▸ **Source material**:
§ §

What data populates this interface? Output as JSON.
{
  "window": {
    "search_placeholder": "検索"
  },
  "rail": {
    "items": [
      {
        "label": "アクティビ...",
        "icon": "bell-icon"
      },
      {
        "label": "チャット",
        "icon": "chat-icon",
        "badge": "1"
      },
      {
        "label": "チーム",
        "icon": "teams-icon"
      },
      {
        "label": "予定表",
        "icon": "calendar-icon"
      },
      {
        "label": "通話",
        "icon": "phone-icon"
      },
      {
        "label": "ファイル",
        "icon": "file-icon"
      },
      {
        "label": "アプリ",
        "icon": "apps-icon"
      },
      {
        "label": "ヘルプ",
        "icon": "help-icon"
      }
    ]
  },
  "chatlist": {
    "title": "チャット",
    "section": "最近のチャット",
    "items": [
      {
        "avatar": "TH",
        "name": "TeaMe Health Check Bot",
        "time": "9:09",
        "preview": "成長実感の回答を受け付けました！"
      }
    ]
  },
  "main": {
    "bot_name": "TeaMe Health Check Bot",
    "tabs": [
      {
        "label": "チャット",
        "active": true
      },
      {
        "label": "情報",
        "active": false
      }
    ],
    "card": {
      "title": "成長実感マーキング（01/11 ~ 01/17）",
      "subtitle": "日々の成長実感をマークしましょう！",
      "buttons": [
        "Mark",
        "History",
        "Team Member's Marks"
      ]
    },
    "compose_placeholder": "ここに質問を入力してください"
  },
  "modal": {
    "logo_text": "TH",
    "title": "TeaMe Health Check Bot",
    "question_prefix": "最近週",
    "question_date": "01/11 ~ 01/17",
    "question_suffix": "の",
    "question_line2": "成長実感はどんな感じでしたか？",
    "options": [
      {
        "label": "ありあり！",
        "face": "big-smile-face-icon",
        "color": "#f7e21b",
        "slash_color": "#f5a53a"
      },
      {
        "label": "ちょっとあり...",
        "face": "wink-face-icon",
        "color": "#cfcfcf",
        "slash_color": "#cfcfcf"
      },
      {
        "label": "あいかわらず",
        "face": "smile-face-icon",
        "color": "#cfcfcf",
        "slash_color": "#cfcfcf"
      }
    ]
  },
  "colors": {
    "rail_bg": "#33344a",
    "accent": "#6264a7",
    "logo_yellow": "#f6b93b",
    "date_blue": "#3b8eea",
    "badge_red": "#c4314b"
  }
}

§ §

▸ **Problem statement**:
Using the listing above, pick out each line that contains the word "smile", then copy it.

▸ **Task answer**:
        "face": "big-smile-face-icon",
        "face": "smile-face-icon",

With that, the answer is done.